On June 12, Judge Hudson granted an emergency motion to stay arbitration proceedings, pending the court’s resolution of the issue of arbitrability in a case pending in the U.S. District Court for the Eastern District of Virginia, Richmond Division. See Sauer Brands, Inc. v. Polytrade Int’l, Inc., No. 3:23-cv-181-HEH, 2023 U.S. Dist. LEXIS 135786 (E.D. Va. June 12, 2023). As getting a case in or out of arbitration may be critical in pursuing a merits-based strategy or mitigating against excessive costs, this case provides several key considerations in structuring arbitration agreements and how to procedurally maneuver when one party proceeds to arbitration unilaterally over the other party’s objection.

Following up on our post on obtaining temporary restraining orders and preliminary injunctions in the EDVA, a recent decision by an EDVA judge clarifies that a motion to extend a temporary restraining order (TRO) filed after the close of business on the date the TRO expires is untimely because “the TRO had already expired at the time that the Plaintiff moved the Court” for an extension.

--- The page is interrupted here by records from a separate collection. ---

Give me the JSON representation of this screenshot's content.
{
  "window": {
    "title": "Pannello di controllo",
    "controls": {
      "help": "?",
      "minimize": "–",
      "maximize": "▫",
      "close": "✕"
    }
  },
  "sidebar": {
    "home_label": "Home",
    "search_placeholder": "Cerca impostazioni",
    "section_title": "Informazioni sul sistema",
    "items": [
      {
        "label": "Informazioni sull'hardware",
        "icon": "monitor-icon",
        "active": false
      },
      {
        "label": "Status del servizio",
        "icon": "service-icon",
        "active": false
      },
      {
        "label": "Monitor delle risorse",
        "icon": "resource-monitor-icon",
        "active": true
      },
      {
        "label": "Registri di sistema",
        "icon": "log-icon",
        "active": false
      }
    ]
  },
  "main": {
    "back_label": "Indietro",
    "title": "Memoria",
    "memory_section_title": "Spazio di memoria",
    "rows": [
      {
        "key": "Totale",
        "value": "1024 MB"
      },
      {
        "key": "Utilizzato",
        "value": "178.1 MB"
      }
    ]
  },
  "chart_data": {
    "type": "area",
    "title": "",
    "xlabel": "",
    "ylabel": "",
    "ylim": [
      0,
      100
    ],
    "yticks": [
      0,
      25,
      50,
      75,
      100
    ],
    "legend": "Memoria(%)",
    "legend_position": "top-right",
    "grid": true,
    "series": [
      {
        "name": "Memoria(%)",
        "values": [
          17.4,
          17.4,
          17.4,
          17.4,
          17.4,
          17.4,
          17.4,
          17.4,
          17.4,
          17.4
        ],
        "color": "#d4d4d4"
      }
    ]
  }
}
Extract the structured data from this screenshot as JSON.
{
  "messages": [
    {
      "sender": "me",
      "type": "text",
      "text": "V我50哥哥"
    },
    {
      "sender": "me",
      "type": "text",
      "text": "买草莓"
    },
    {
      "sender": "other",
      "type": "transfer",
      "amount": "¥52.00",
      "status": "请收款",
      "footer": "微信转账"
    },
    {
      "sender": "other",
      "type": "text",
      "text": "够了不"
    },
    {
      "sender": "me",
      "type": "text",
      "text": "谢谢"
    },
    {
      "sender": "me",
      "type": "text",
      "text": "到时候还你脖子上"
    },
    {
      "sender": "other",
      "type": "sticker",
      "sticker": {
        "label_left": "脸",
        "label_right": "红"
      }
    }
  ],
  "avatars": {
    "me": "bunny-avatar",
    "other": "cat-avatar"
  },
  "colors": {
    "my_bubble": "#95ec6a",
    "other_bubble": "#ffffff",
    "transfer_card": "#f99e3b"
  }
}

XYZ Corporation v. The Unincorporated Associations Identified in Schedule A, Case No. 1:23C-cv-00673-PTG-JFA (E.D.Va. July 25, 2023).

The modern “Information Age” has been defined by rapidly increasing interconnectivity and dependence on the internet by consumers and businesses alike. One side effect of these technological advances has been the increasing frequency of cyberattacks and data breaches perpetrated by sophisticated cyber criminals using ever-evolving methods of infiltration. And, as can be expected, along with the increase in data breaches over the past few decades, we have seen the rise of data breach litigation, and in particular, consumer class action litigation against the companies who have been victimized by those data breaches. The Fourth Circuit has seen several high-profile data breach class actions. Such class actions often face difficult uphill battles in proving the necessary elements for class certification, particularly when it comes to defining a theory of harm that can be proven by common evidence across the class. Last month, Judge Gibney of the Richmond Division of the Eastern District of Virginia dismissed one such data breach class action case for a more basic problem: the named plaintiffs could not demonstrate they had suffered any concrete injury sufficient to establish Article III standing at all, let alone damages that could be proven classwide. Holmes v. Elephant Ins. Co., No. 3:22cv487, 2023 WL 4183380 (E.D. Va. June 26, 2023).